● **About this exercise**: Lines of the material that include the word "Configuring" are to be counted; only their number should be given.

● **Exercise materials**:
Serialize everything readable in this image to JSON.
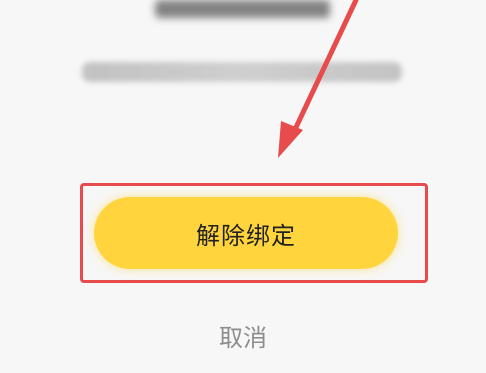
{
  "dialog": {
    "unbind_button_label": "解除绑定",
    "cancel_label": "取消"
  },
  "annotation": {
    "arrow_color": "#e74b4b",
    "highlight_color": "#e74b4b"
  },
  "colors": {
    "primary_button": "#ffd43d",
    "background": "#f7f7f7",
    "cancel_text": "#8d8d8d"
  }
}
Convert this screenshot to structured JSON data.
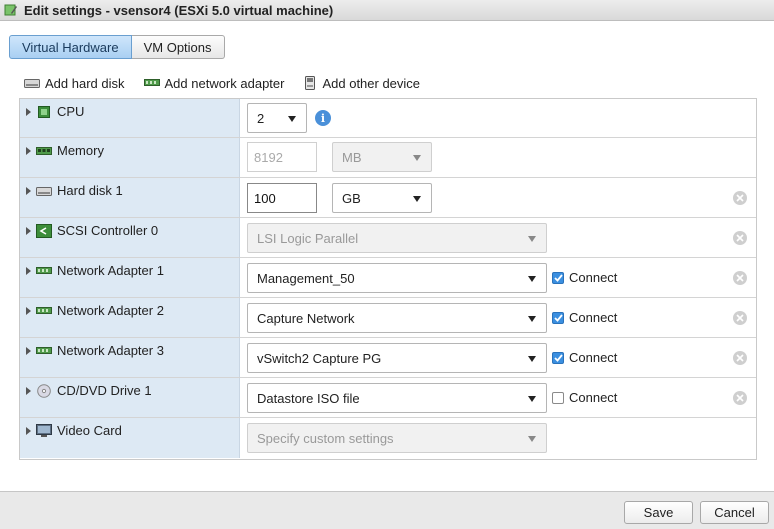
{
  "window": {
    "title": "Edit settings - vsensor4 (ESXi 5.0 virtual machine)",
    "icon": "vm-edit-icon"
  },
  "tabs": [
    {
      "label": "Virtual Hardware",
      "active": true
    },
    {
      "label": "VM Options",
      "active": false
    }
  ],
  "toolbar": {
    "add_hard_disk": "Add hard disk",
    "add_network_adapter": "Add network adapter",
    "add_other_device": "Add other device"
  },
  "devices": {
    "cpu": {
      "label": "CPU",
      "value": "2",
      "icon": "cpu-chip-icon"
    },
    "memory": {
      "label": "Memory",
      "value": "8192",
      "unit": "MB",
      "icon": "memory-module-icon"
    },
    "hard_disk_1": {
      "label": "Hard disk 1",
      "value": "100",
      "unit": "GB",
      "icon": "hard-disk-icon"
    },
    "scsi_controller_0": {
      "label": "SCSI Controller 0",
      "value": "LSI Logic Parallel",
      "icon": "scsi-controller-icon"
    },
    "network_adapter_1": {
      "label": "Network Adapter 1",
      "value": "Management_50",
      "connect_label": "Connect",
      "connected": true,
      "icon": "network-card-icon"
    },
    "network_adapter_2": {
      "label": "Network Adapter 2",
      "value": "Capture Network",
      "connect_label": "Connect",
      "connected": true,
      "icon": "network-card-icon"
    },
    "network_adapter_3": {
      "label": "Network Adapter 3",
      "value": "vSwitch2 Capture PG",
      "connect_label": "Connect",
      "connected": true,
      "icon": "network-card-icon"
    },
    "cd_dvd_drive_1": {
      "label": "CD/DVD Drive 1",
      "value": "Datastore ISO file",
      "connect_label": "Connect",
      "connected": false,
      "icon": "cd-disc-icon"
    },
    "video_card": {
      "label": "Video Card",
      "value": "Specify custom settings",
      "icon": "monitor-icon"
    }
  },
  "footer": {
    "save_label": "Save",
    "cancel_label": "Cancel"
  },
  "colors": {
    "left_column_bg": "#dde9f4",
    "accent": "#3b8fe0",
    "info": "#4a90d9"
  }
}
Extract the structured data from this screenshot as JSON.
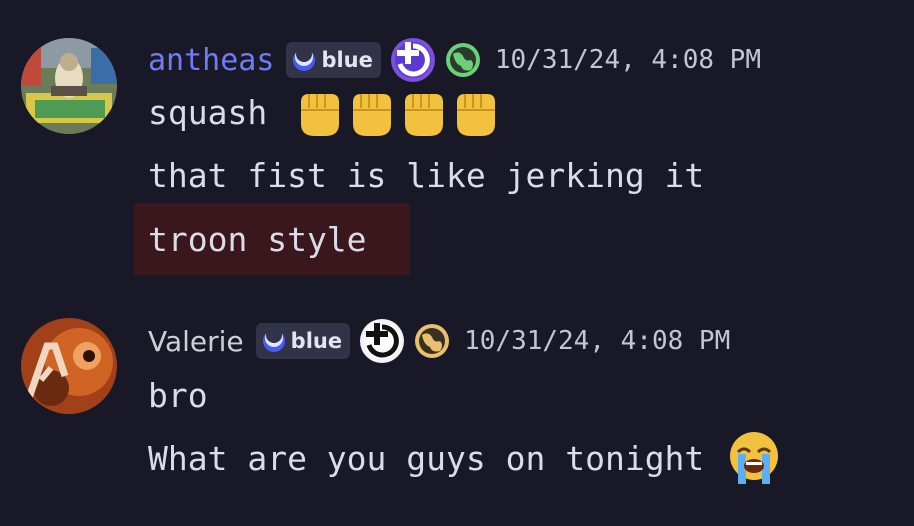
{
  "messages": [
    {
      "username": "antheas",
      "username_color": "#6e7cf5",
      "badge_label": "blue",
      "timestamp": "10/31/24, 4:08 PM",
      "lines": [
        {
          "text": "squash",
          "emoji": [
            "raised-fist",
            "raised-fist",
            "raised-fist",
            "raised-fist"
          ]
        },
        {
          "text": "that fist is like jerking it"
        },
        {
          "text": "troon style",
          "highlighted": true
        }
      ]
    },
    {
      "username": "Valerie",
      "username_color": "#cfcfd8",
      "badge_label": "blue",
      "timestamp": "10/31/24, 4:08 PM",
      "lines": [
        {
          "text": "bro"
        },
        {
          "text": "What are you guys on tonight",
          "emoji": [
            "loudly-crying-face"
          ]
        }
      ]
    }
  ],
  "colors": {
    "background": "#181826",
    "highlight_bg": "#3a161d",
    "badge_bg": "#313349",
    "role_purple": "#7b4fe0",
    "globe_green": "#6ccf7a",
    "globe_gold": "#e8c070"
  }
}
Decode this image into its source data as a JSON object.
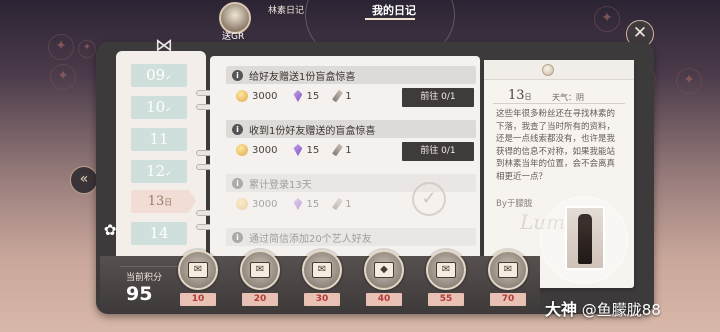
{
  "header": {
    "tab_small": "林素日记",
    "tab_active": "我的日记",
    "avatar_caption": "送GR"
  },
  "calendar": {
    "dates": [
      {
        "label": "09",
        "check": "✓"
      },
      {
        "label": "10",
        "check": "✓"
      },
      {
        "label": "11",
        "check": ""
      },
      {
        "label": "12",
        "check": "✓"
      },
      {
        "label": "13",
        "check": "日",
        "active": true
      },
      {
        "label": "14",
        "check": ""
      }
    ]
  },
  "tasks": [
    {
      "title": "给好友赠送1份盲盒惊喜",
      "coins": "3000",
      "gems": "15",
      "pens": "1",
      "button": "前往 0/1",
      "done": false
    },
    {
      "title": "收到1份好友赠送的盲盒惊喜",
      "coins": "3000",
      "gems": "15",
      "pens": "1",
      "button": "前往 0/1",
      "done": false
    },
    {
      "title": "累计登录13天",
      "coins": "3000",
      "gems": "15",
      "pens": "1",
      "button": "",
      "done": true
    },
    {
      "title": "通过简信添加20个艺人好友",
      "coins": "",
      "gems": "",
      "pens": "",
      "button": "",
      "done": true
    }
  ],
  "diary": {
    "day": "13",
    "day_unit": "日",
    "weather": "天气：阴",
    "text": "这些年很多粉丝还在寻找林素的下落，我查了当时所有的资料，还是一点线索都没有，也许是我获得的信息不对称，如果我能站到林素当年的位置，会不会离真相更近一点？",
    "signature": "By于朦胧",
    "script_watermark": "Lump"
  },
  "score": {
    "label": "当前积分",
    "value": "95"
  },
  "milestones": [
    "10",
    "20",
    "30",
    "40",
    "55",
    "70"
  ],
  "watermark": {
    "brand": "大神",
    "handle": "@鱼朦胧88"
  },
  "colors": {
    "accent_red": "#b23a3a",
    "frame": "#3d3a3b",
    "date_tab": "#cfe0dc"
  }
}
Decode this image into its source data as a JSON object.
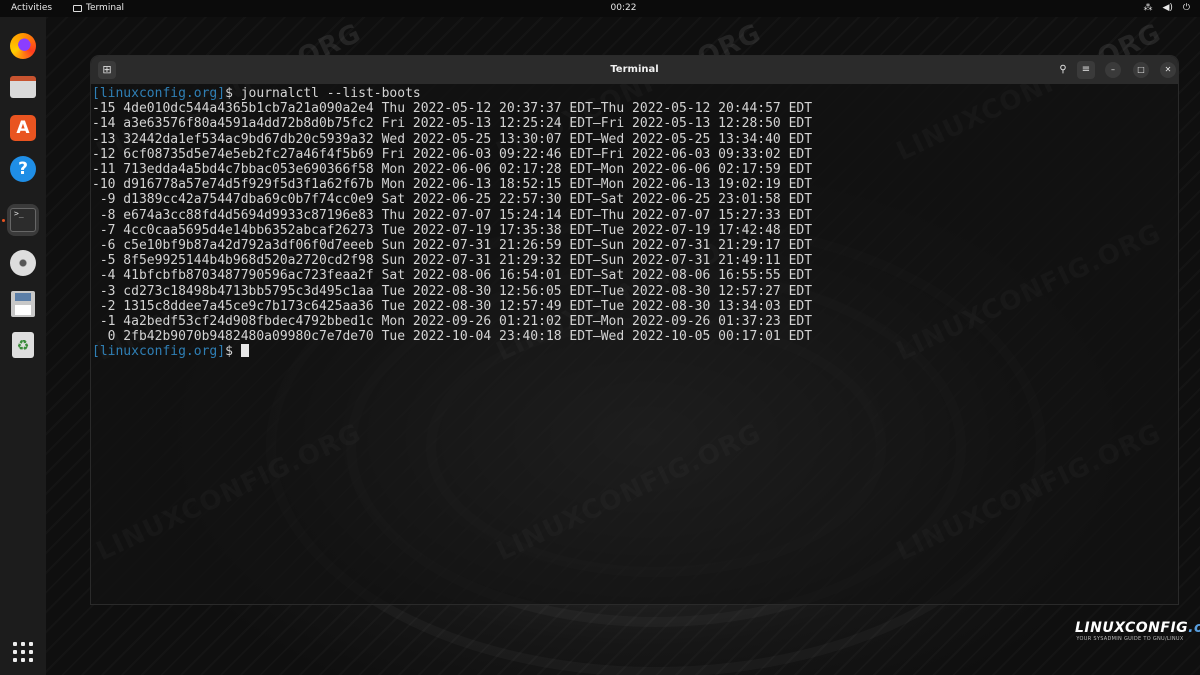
{
  "topbar": {
    "activities": "Activities",
    "app_name": "Terminal",
    "clock": "00:22"
  },
  "window": {
    "title": "Terminal"
  },
  "terminal": {
    "host": "[linuxconfig.org]",
    "prompt_suffix": "$ ",
    "command": "journalctl --list-boots",
    "output_lines": [
      "-15 4de010dc544a4365b1cb7a21a090a2e4 Thu 2022-05-12 20:37:37 EDT—Thu 2022-05-12 20:44:57 EDT",
      "-14 a3e63576f80a4591a4dd72b8d0b75fc2 Fri 2022-05-13 12:25:24 EDT—Fri 2022-05-13 12:28:50 EDT",
      "-13 32442da1ef534ac9bd67db20c5939a32 Wed 2022-05-25 13:30:07 EDT—Wed 2022-05-25 13:34:40 EDT",
      "-12 6cf08735d5e74e5eb2fc27a46f4f5b69 Fri 2022-06-03 09:22:46 EDT—Fri 2022-06-03 09:33:02 EDT",
      "-11 713edda4a5bd4c7bbac053e690366f58 Mon 2022-06-06 02:17:28 EDT—Mon 2022-06-06 02:17:59 EDT",
      "-10 d916778a57e74d5f929f5d3f1a62f67b Mon 2022-06-13 18:52:15 EDT—Mon 2022-06-13 19:02:19 EDT",
      " -9 d1389cc42a75447dba69c0b7f74cc0e9 Sat 2022-06-25 22:57:30 EDT—Sat 2022-06-25 23:01:58 EDT",
      " -8 e674a3cc88fd4d5694d9933c87196e83 Thu 2022-07-07 15:24:14 EDT—Thu 2022-07-07 15:27:33 EDT",
      " -7 4cc0caa5695d4e14bb6352abcaf26273 Tue 2022-07-19 17:35:38 EDT—Tue 2022-07-19 17:42:48 EDT",
      " -6 c5e10bf9b87a42d792a3df06f0d7eeeb Sun 2022-07-31 21:26:59 EDT—Sun 2022-07-31 21:29:17 EDT",
      " -5 8f5e9925144b4b968d520a2720cd2f98 Sun 2022-07-31 21:29:32 EDT—Sun 2022-07-31 21:49:11 EDT",
      " -4 41bfcbfb8703487790596ac723feaa2f Sat 2022-08-06 16:54:01 EDT—Sat 2022-08-06 16:55:55 EDT",
      " -3 cd273c18498b4713bb5795c3d495c1aa Tue 2022-08-30 12:56:05 EDT—Tue 2022-08-30 12:57:27 EDT",
      " -2 1315c8ddee7a45ce9c7b173c6425aa36 Tue 2022-08-30 12:57:49 EDT—Tue 2022-08-30 13:34:03 EDT",
      " -1 4a2bedf53cf24d908fbdec4792bbed1c Mon 2022-09-26 01:21:02 EDT—Mon 2022-09-26 01:37:23 EDT",
      "  0 2fb42b9070b9482480a09980c7e7de70 Tue 2022-10-04 23:40:18 EDT—Wed 2022-10-05 00:17:01 EDT"
    ]
  },
  "dock": {
    "icons": [
      "firefox-icon",
      "files-icon",
      "app-center-icon",
      "help-icon",
      "terminal-icon",
      "disc-icon",
      "save-icon",
      "trash-icon",
      "show-apps-icon"
    ]
  },
  "watermark": "LINUXCONFIG.ORG",
  "logo": {
    "name": "LINUXCONFIG",
    "suffix": ".org",
    "tagline": "YOUR SYSADMIN GUIDE TO GNU/LINUX"
  },
  "colors": {
    "prompt_host": "#2f7fb5",
    "accent": "#e95420"
  }
}
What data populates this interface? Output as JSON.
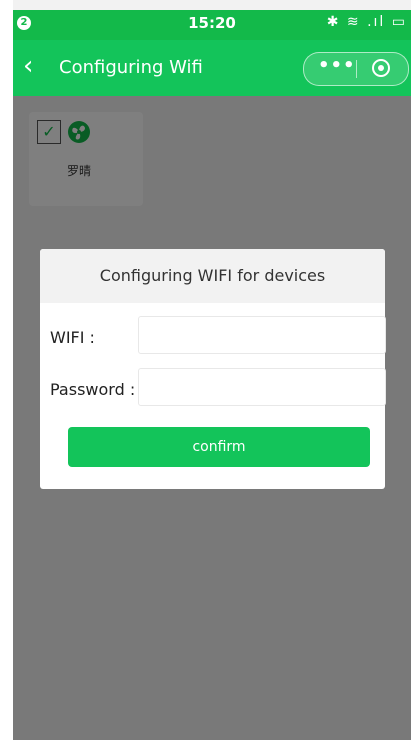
{
  "status_bar": {
    "badge": "2",
    "time": "15:20",
    "icons": "✱ ≋ .ıl ▭"
  },
  "nav": {
    "back_symbol": "‹",
    "title": "Configuring Wifi",
    "more_symbol": "•••"
  },
  "device": {
    "name": "罗晴",
    "checked": true,
    "icon": "fan-icon"
  },
  "dialog": {
    "title": "Configuring WIFI for devices",
    "wifi_label": "WIFI :",
    "wifi_value": "",
    "password_label": "Password :",
    "password_value": "",
    "confirm_label": "confirm"
  },
  "colors": {
    "accent": "#13c45a",
    "status_bar": "#13b94a",
    "overlay": "rgba(0,0,0,0.5)"
  }
}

● **Response area**: 2